> _THE RECORDS_:
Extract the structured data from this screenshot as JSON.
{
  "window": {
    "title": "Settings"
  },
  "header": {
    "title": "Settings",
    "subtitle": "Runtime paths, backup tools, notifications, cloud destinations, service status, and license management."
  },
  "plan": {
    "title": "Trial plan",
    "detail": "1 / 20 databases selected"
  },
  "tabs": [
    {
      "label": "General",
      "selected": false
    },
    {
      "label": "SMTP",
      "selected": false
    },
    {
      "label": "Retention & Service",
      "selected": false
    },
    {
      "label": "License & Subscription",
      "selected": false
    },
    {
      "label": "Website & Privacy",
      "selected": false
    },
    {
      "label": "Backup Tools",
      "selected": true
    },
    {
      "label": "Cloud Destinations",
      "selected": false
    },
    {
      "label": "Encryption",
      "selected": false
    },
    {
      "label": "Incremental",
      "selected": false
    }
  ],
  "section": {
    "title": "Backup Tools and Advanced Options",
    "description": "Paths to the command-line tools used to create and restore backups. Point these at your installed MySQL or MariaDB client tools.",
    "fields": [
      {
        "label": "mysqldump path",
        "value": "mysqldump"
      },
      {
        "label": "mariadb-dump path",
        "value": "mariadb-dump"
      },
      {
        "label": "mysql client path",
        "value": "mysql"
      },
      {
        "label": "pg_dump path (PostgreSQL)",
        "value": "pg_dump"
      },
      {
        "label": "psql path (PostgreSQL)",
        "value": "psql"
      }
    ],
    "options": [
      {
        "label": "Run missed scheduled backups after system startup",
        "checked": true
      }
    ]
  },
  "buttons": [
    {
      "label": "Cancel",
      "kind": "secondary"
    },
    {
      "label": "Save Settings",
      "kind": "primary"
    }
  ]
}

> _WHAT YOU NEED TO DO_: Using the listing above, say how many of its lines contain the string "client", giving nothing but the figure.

> _TASK RESPONSE_: 2